1893 20 free wild roaming bison counted at YNP
1896 C.E.Conrad of Montana purchased the Allard herd from his widow. (1902 he had 46 head 9 more by 1905)
1897, William C. Whitney herd started with 13 head from H.K.Glidden of Wy.
Whitney herd moved to Massachusetts. Whitney Started the Wichita Mt Wildlife with 6hd (through the NY Zoological Soc.)
1899/1901 James Scotty Phillips purchased Dupree’s herd, which now numbered 74 head, from Dupree’s brother-in-law, Dug Carlin.
By the early 1900’s the number had dwindled even more so. Poachers had all but wiped out Yellowstone and they were down to 20 head.
The bison in the Northwest Territory and dropped as well down to an estimate of 250-300 head.
The President Roosevelt steps in and appoints the military to guard the YNP bison.
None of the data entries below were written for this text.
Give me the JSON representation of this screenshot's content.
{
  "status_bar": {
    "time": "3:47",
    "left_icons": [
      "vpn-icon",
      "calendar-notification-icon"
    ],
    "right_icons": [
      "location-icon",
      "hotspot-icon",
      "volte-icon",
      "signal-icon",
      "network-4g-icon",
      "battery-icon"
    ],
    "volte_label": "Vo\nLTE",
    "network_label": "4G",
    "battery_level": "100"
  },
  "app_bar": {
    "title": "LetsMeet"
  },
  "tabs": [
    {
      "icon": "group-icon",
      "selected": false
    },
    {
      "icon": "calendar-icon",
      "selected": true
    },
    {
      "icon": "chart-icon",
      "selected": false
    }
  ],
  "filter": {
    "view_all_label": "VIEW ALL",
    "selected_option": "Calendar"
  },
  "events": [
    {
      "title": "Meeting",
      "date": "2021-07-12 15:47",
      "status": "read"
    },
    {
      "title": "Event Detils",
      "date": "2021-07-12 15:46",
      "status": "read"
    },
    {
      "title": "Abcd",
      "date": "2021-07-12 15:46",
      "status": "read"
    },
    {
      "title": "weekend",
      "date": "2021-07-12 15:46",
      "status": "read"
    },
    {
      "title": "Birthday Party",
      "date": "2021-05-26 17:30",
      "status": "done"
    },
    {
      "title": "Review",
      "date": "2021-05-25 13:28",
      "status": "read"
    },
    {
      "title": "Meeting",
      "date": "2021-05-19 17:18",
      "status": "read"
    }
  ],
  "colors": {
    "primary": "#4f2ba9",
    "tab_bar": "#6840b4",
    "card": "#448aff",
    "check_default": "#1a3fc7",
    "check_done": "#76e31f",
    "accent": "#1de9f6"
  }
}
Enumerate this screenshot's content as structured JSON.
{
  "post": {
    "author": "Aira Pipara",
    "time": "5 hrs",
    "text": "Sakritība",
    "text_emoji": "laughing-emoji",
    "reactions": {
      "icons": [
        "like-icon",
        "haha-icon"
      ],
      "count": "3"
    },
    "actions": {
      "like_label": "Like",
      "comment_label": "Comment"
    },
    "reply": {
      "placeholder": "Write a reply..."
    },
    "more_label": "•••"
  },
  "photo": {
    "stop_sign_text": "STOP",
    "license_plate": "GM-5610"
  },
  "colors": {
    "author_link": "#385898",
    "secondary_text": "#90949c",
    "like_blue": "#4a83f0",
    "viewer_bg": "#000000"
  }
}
Numbers begin to rebound with the help of Charles Goodnight in 1902 supplied 3 bulls, now 23 head were counted inside the park and 20 wild roaming(possibly). 14 head came in from the Pablo-Allard herd. The army enclosed the bison, along with some captured wild calves.
Buffalo Nation (by Valerius Geist) writes: This led to a buffalo ranch in the park that was run along military lines, with hay grown on irrigated meadows and some bulls being castrated and branded like cattle. A few bulls were released into the wild. By 1907, there were: 61 bison in captivity in Yellowstone: by 1916 there were seventy-two wild bison, while the captive herd numbered 273.
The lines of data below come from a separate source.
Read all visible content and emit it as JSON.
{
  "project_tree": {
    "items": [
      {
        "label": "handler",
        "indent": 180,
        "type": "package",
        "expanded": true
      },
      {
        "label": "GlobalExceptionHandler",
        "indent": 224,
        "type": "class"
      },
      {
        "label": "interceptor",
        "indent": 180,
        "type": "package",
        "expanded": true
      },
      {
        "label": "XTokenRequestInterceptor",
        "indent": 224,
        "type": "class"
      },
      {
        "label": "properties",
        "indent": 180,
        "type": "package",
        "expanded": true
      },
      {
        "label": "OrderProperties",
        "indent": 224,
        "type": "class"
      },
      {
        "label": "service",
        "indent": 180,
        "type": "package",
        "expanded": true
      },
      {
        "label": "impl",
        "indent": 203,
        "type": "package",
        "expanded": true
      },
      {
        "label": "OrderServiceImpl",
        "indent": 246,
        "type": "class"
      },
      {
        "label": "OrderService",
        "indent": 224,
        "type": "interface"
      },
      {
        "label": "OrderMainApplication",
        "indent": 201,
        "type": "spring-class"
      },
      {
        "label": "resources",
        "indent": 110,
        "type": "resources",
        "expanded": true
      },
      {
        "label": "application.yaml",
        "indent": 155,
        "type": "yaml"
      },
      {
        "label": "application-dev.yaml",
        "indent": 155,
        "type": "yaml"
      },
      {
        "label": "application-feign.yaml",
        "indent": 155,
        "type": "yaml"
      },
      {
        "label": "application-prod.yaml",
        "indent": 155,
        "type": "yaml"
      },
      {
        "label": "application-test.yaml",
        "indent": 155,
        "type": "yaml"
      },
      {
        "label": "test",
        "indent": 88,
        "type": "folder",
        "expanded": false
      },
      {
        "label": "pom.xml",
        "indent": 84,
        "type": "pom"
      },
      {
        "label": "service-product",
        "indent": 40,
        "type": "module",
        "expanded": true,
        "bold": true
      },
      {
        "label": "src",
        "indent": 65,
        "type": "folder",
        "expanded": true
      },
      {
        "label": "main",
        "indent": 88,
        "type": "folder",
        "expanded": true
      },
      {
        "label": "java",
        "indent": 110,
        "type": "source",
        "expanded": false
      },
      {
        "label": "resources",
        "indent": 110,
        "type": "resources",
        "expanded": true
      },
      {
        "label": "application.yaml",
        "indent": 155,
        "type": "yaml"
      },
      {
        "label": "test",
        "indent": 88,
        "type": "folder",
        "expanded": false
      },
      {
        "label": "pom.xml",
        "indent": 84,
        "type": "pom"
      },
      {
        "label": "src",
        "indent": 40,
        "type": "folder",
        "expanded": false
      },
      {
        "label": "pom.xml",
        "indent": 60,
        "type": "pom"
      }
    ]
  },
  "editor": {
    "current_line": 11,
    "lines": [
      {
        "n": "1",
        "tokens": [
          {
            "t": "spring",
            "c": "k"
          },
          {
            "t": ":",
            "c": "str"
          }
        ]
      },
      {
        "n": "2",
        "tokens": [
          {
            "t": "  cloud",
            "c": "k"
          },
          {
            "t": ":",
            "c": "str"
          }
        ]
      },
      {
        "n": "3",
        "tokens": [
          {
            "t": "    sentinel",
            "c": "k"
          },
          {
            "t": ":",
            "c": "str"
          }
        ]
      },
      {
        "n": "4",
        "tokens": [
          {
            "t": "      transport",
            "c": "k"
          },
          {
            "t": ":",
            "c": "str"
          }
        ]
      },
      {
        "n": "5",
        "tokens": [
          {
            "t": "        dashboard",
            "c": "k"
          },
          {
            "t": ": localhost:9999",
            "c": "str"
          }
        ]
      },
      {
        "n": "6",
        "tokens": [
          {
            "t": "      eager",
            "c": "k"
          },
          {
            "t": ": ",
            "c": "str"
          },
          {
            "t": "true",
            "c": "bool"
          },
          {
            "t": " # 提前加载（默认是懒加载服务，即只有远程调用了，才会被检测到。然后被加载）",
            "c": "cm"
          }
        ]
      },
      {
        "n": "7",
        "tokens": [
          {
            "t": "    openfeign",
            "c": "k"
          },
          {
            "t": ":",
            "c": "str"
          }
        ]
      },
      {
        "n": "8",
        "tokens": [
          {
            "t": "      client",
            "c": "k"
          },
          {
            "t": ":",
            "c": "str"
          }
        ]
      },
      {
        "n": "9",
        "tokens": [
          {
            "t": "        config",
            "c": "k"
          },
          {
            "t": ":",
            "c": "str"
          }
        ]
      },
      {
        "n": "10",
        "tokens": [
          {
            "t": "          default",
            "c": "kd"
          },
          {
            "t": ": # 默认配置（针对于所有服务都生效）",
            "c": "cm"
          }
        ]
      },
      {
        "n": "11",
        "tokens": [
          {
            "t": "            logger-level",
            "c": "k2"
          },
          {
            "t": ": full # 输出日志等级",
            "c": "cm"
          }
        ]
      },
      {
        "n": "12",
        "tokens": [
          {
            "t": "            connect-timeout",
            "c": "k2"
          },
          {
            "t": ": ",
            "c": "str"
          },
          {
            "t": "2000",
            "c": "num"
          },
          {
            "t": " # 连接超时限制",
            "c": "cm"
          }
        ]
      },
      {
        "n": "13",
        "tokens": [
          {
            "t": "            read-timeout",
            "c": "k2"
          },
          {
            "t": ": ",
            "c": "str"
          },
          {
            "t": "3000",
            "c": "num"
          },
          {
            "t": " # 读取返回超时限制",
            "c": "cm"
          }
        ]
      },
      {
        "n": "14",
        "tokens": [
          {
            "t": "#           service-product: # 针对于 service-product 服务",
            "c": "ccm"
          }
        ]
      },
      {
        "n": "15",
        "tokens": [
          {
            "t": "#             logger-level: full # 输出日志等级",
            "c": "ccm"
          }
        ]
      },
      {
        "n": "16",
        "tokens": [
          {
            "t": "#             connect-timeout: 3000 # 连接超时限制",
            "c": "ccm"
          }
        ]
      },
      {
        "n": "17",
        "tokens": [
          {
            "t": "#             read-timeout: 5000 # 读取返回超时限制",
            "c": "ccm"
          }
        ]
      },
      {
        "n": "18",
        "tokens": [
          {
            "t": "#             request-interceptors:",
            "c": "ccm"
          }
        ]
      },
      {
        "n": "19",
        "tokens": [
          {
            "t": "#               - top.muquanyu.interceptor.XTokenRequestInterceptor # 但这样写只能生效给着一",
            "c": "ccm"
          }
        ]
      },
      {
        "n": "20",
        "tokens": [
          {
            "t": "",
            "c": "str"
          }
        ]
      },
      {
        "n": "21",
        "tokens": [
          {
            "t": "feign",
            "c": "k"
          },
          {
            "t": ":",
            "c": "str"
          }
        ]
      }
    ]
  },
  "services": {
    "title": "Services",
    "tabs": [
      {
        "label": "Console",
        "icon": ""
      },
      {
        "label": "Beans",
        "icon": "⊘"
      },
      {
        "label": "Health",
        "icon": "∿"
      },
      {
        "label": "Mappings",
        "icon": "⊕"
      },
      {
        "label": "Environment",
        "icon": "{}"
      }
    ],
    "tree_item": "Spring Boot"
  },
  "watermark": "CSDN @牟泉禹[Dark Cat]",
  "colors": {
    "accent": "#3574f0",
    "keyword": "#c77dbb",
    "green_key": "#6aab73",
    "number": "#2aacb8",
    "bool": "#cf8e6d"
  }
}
1900 Whitney gave the NY Zoological Park two bulls, patriotically named Cleveland and McKinley and in that same year, two calves were born and three adult cows came to the park on a two-year loan from David J Gardiner.
The Pittsburgh Daily Post
Pittsburgh, Pennsylvania Jan 28, 1917
MEN WHO SAVED THE BISON
“And the Indians, the good, old-time, bloodthirsty, menacing, war-whooping Indians – well, they are either playing football at Carlisle or some similar place, or else their children, clad in top hats and frock coats, are going to pink teas. All the Pawnees, the Arapahoes, the Kiowas and those of other tribes who furnished us our original leading men and women have given way to or have become affiliated with the whites and are helping them to make the prairie blossom like the rose.”
A few men whom future generations will thank for saving the bison, including former President Roosevelt, W. T. Hornaday, David Starr Jordan, Dr. T. S. Palmer, Gifford Pinchot, Prof. F. W. Hooper and Ernest Harold Baynes, are more or less responsible for saving the animal from extinction. They formed themselves into the American Bison Society and called attention to the need to save this particularly American animal.